Rawls distinguishes between peoples and states. He asserts that states have "the powers of sovereignty" (Law of Peoples, p. 25ff). This is surprising, if ironic, given the position of which he argued in A Theory of Justice where individuals or people seemed to be the originators of the two principles of justice. If states have the powers of sovereignty and states are separable from peoples, then the peoples of a democratic state cannot be said to hold the power of sovereignty. One is left to wonder where or how Rawls' view in Law of Peoples connects with democracy.
With sovereignty, there are two powers that states hold: (1) the right to go to war in pursuit of state policies and (2) a certain autonomy in dealing with the state's own people. Despite that states have these powers, Rawls believes that states should not have these powers. This is an interesting, though confusing, position to take up. If states ought not to have these two powers, then their holding them should not follow.

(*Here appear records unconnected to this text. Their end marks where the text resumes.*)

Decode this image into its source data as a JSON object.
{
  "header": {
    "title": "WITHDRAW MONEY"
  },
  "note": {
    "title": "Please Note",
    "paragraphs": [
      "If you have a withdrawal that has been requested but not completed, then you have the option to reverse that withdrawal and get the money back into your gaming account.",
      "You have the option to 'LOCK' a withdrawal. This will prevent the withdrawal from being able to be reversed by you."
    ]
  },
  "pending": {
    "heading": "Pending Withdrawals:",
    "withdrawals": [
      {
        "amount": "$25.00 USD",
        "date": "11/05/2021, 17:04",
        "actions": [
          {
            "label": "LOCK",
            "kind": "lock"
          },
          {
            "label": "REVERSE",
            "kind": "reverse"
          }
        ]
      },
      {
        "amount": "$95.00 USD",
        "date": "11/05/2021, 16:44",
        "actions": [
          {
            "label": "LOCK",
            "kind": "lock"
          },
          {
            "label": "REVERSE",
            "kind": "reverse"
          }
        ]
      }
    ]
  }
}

The view that states should not hold a certain autonomy in dealing with the state's own people is an entirely sensible position. The citizenry of a state should want to hold the government accountable for wrongdoing against the population, such as when the state incarcerates one or more of its citizens for having done something relatively non-offensive. For example, maybe an individual or group has protested a government policy that the group finds draconian or inferior to another option. The group seeks redress but to no avail. When it is uncovered that members of the group protested against the government's policy, the government steps in and arrests members of the group. The government's having the right to deal with their own people is fine, but arresting them for no apparent reason other than that they were voicing their opinion against the government is to be unnecessarily punitive.
States should not have the right to persecute its citizens unjustly. If, however, the person has committed a crime against other citizens, then the state does have a right to punish the offender. The extent of the state's power over its people seems debatable, but it must have the right to punish offenders. So, it is a question of scope how much latitude the government has in dealing with offenders. Some, no doubt, would argue that offenders shouldn't be granted any rights, and the government has no responsibility to ensure that the offender is protected by the rule of law. If this is what we mean by a state's autonomy - which seems to be a narrower definition than Rawls assumes but it is still a definition - then the state has a certain autonomy in dealing with its citizens.
Also, if one of the state's policies is to defend any (or all) of its citizens, then the state has not only a right to go to war in pursuit of the state's policy but it might be seen to have an obligation to do so. Is the obligation what Rawls wants to avoid?